• YOUR GOAL: Which lines of the records below contain the word "true"? Report each of them in full.

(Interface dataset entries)
------------------------------------------------
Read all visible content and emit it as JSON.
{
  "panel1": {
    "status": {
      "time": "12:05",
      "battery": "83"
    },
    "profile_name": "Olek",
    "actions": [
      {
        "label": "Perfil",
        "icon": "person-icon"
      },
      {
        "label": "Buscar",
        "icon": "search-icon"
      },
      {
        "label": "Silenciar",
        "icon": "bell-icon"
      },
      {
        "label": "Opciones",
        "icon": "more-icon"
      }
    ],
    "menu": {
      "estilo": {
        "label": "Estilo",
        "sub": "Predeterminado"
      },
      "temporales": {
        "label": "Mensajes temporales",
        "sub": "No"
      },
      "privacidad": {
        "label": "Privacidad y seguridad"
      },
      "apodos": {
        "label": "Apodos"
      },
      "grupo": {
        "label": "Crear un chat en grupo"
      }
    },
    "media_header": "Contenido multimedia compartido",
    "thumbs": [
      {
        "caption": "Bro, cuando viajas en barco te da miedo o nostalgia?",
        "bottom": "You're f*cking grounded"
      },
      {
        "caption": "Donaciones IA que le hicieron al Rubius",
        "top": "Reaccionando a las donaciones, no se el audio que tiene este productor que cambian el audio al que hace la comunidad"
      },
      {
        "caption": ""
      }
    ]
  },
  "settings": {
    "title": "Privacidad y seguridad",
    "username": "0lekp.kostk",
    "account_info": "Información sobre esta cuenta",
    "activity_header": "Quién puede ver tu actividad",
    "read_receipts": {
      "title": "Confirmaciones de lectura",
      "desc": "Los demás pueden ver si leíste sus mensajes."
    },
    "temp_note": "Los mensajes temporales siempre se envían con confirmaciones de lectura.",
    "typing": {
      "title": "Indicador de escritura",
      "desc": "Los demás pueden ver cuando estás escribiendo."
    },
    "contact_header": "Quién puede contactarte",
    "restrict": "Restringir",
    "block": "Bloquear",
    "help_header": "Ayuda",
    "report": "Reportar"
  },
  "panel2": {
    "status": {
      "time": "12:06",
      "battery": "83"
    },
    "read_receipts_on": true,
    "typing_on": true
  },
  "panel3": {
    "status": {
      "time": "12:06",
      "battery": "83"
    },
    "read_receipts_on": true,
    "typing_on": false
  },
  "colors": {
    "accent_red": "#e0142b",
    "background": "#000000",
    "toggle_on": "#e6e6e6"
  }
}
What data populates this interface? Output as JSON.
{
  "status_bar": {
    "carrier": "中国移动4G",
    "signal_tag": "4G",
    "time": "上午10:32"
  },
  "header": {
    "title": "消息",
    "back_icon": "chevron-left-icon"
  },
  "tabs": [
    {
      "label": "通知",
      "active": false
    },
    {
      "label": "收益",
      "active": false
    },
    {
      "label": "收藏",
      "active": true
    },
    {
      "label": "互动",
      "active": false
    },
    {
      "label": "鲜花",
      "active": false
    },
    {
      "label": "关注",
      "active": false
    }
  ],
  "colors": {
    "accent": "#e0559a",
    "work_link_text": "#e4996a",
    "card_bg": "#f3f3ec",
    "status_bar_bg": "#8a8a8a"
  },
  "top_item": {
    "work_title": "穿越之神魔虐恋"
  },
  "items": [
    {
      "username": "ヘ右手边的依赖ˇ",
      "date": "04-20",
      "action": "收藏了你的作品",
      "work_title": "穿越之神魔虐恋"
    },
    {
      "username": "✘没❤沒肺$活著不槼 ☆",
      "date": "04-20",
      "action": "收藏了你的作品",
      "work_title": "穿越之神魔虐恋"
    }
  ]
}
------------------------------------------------
• ANSWER SECTION:
    "read_receipts_on": true,
    "typing_on": true
    "read_receipts_on": true,
      "active": true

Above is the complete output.